L-selenomethionine: A powerful antioxidant for commercial fish species Marieke Swinkels, Orffa Additives Trials with tilapia in Thailand showed increased performance and high protection against pathogenic pressure. In intensive animal production, high daily weight gain and high feed efficiency are essential. However, high performance is associated with increased levels of stress. Stress, such as from high stocking density, pathogenic pressure and temperature, is associated with enhanced levels of reactive oxygen species (ROS) and linked to suboptimal antioxidant status. Selenium (Se), in this respect, is a very important essential trace element as it is a vital component of selenoenzymes (e.g. glutathione peroxidase, GPx) which play a role in reducing ROS and maintaining a healthy antioxidant status. A disruption of this steady-state causes tissue
damage due to the interaction of ROS with lipids, proteins and DNA. These negative interactions reduce their metabolic activity. In order to maintain this steady-state, a continuous as well as optimal selenium supply is essential. However, this can be difficult to achieve when uptake from the diet is impaired when stress is present. At that moment, selenium is in high demand to produce selenoenzymes and combat ROS. Selenium storage inside the animal, in that respect, would be beneficial. This article provides an overview of the scientific literature on the beneficial effects seen with the addition of L-selenomethionine to

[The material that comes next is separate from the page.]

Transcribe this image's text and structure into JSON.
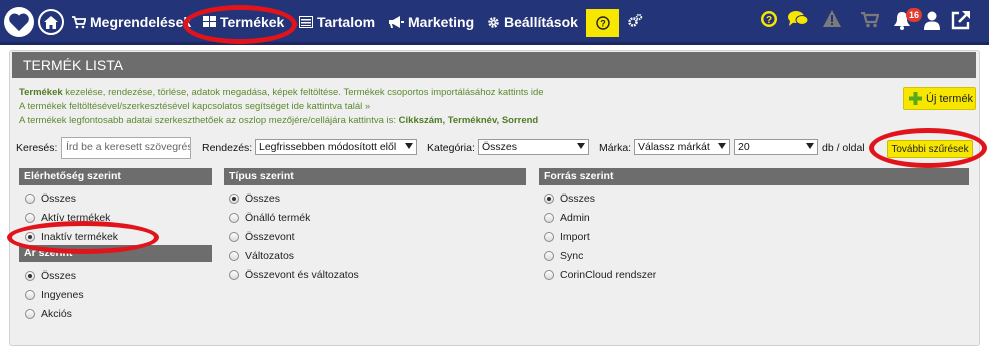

Figure 1. The metabolism of L-selenomethionine and other selenium compounds (adapted from Rayman, 2004 and Combs, 2001).
Aquafeed: Advances in Processing & Formulation Vol 12 Issue 3 2020